╭──
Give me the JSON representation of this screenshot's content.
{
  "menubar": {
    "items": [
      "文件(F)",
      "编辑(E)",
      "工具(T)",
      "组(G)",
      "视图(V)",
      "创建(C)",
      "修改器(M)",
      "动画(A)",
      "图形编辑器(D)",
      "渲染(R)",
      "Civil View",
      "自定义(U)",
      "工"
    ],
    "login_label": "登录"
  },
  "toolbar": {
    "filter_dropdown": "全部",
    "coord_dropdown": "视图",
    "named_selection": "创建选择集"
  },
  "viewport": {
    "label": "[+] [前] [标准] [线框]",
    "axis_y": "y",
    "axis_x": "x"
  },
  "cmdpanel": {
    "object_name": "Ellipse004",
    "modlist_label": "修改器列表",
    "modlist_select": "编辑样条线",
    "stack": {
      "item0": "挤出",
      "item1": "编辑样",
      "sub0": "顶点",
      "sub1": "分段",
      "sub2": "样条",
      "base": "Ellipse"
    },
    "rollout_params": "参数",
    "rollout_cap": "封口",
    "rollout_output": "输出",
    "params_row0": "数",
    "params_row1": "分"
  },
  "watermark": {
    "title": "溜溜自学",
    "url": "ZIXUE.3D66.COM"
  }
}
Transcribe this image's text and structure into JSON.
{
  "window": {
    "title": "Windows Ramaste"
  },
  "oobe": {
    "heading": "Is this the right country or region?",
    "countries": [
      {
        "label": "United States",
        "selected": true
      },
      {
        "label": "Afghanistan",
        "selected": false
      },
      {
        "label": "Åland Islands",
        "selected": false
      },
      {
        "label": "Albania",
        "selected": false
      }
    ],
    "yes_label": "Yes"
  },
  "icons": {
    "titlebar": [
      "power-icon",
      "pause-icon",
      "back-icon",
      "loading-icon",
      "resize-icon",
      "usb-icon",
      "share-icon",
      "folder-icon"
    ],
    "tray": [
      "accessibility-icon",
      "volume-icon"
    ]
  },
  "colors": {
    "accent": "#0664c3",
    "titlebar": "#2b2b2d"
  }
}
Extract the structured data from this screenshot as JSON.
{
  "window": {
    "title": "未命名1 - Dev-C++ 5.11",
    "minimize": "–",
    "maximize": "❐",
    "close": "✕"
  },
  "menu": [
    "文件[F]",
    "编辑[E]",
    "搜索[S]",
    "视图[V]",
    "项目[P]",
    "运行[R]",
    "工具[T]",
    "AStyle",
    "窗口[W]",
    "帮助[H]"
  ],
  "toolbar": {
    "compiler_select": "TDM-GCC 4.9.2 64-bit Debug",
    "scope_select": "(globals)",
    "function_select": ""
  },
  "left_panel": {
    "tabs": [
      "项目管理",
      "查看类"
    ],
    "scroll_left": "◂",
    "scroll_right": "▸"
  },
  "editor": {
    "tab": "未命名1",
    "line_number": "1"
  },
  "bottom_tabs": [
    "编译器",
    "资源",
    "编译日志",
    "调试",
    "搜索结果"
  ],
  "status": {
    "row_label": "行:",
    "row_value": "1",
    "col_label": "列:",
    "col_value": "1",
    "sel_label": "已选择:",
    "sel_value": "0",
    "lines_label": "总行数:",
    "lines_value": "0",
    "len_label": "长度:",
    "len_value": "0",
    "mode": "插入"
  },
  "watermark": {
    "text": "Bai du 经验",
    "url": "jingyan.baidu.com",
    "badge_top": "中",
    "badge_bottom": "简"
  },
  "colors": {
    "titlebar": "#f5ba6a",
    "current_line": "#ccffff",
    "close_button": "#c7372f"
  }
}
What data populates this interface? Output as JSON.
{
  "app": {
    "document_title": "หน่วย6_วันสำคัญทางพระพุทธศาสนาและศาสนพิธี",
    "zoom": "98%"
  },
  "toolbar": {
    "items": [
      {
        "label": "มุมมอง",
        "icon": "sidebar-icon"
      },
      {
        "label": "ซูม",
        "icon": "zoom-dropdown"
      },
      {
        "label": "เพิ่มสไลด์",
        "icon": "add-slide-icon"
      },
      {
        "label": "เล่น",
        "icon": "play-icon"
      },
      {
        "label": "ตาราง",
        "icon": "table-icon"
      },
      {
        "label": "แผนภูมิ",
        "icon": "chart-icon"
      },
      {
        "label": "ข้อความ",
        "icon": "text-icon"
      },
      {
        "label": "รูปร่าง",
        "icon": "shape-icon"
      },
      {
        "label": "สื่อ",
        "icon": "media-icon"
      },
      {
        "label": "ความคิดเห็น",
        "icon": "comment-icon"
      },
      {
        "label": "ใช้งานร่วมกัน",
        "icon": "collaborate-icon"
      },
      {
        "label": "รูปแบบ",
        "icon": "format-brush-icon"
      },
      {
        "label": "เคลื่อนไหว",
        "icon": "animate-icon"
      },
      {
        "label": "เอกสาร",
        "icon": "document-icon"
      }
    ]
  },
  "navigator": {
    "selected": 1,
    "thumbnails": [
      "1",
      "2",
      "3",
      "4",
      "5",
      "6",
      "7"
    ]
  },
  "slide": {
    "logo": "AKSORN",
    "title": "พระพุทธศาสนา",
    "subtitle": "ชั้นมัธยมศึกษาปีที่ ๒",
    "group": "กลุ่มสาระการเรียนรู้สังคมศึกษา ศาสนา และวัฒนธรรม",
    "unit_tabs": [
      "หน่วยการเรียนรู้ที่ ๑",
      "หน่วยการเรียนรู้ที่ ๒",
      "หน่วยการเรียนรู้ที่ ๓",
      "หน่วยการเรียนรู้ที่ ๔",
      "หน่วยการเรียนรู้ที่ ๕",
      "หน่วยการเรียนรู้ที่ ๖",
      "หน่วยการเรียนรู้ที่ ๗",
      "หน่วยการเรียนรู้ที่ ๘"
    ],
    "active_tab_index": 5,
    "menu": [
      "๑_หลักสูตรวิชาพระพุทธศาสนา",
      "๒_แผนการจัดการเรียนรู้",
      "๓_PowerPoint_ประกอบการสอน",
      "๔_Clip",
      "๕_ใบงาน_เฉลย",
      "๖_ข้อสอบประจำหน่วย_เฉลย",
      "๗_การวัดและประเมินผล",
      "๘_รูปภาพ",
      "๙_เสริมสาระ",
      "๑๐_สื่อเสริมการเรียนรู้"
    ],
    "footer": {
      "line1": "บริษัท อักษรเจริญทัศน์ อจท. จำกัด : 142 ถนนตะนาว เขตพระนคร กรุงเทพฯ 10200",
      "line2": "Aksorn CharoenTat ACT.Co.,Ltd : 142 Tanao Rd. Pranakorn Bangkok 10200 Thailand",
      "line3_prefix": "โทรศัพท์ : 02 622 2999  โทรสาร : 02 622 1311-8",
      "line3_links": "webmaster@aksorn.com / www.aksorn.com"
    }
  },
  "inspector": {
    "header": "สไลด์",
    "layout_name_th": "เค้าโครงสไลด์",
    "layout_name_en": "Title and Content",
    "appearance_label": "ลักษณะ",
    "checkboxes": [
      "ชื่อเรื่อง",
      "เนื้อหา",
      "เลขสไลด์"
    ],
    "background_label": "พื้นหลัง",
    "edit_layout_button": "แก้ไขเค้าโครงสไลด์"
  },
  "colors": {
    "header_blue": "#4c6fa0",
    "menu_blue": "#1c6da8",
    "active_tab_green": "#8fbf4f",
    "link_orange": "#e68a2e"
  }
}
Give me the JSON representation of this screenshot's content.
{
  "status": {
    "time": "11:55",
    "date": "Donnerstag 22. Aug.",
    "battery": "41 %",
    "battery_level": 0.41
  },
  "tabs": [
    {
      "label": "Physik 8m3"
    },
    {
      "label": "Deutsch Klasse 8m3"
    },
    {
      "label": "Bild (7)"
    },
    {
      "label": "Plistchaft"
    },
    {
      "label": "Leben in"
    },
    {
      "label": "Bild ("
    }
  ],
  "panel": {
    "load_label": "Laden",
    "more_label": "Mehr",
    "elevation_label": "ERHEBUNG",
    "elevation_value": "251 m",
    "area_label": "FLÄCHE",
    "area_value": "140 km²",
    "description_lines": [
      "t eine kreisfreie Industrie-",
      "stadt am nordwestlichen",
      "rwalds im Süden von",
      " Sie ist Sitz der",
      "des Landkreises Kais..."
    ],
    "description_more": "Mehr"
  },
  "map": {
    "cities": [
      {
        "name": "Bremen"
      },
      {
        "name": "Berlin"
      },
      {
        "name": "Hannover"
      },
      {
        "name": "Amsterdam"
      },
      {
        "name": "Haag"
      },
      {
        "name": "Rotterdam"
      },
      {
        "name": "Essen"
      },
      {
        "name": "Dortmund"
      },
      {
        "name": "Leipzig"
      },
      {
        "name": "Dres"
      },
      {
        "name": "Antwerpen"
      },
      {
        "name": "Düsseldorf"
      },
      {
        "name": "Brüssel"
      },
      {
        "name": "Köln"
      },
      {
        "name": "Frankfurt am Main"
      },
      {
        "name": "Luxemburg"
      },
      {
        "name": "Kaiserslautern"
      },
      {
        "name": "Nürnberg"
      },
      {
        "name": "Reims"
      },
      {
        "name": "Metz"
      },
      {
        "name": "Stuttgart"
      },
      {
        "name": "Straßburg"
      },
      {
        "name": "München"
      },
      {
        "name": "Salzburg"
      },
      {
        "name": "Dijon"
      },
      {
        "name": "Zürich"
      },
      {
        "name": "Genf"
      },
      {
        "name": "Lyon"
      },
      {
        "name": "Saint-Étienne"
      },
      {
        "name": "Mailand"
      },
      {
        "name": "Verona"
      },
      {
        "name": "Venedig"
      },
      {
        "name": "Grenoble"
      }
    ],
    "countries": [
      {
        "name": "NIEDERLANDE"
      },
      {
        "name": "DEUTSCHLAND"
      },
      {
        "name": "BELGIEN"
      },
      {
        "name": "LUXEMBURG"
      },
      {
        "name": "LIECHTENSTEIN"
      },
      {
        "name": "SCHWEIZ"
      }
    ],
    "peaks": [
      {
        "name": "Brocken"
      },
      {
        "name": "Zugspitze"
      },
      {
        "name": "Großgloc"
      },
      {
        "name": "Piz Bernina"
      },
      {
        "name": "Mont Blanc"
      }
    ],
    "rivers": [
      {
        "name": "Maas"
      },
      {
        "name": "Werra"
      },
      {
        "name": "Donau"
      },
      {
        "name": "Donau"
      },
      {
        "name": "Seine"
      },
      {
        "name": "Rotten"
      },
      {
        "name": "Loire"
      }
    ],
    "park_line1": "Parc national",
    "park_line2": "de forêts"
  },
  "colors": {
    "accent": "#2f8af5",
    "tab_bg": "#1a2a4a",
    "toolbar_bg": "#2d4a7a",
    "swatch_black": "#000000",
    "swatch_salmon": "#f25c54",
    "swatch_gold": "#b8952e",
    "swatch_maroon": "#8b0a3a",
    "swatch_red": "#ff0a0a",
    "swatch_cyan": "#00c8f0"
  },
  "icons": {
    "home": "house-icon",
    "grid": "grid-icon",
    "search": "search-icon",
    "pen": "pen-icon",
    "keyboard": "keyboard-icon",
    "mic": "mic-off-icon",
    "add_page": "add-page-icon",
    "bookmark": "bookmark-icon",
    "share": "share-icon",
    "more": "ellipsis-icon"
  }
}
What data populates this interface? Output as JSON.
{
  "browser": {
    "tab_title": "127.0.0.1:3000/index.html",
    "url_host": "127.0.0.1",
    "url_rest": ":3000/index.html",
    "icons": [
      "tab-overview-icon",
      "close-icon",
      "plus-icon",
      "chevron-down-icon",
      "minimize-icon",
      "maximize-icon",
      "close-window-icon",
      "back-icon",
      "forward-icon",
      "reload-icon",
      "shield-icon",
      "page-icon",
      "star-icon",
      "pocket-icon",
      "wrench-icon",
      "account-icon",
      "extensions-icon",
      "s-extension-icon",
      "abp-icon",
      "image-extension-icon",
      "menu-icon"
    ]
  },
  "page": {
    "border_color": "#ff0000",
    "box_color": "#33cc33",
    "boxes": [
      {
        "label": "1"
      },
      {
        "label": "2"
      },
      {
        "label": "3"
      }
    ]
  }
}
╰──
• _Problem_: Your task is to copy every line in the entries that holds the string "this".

• _Response_:
Give me the JSON representation of this screenshot's content.
Transcribe this image's text and structure into JSON.
    "heading": "Is this the right country or region?",
Extract the structured data from this screenshot as JSON.
What data populates this interface? Output as JSON.
Give me the JSON representation of this screenshot's content.
What data populates this interface? Output as JSON.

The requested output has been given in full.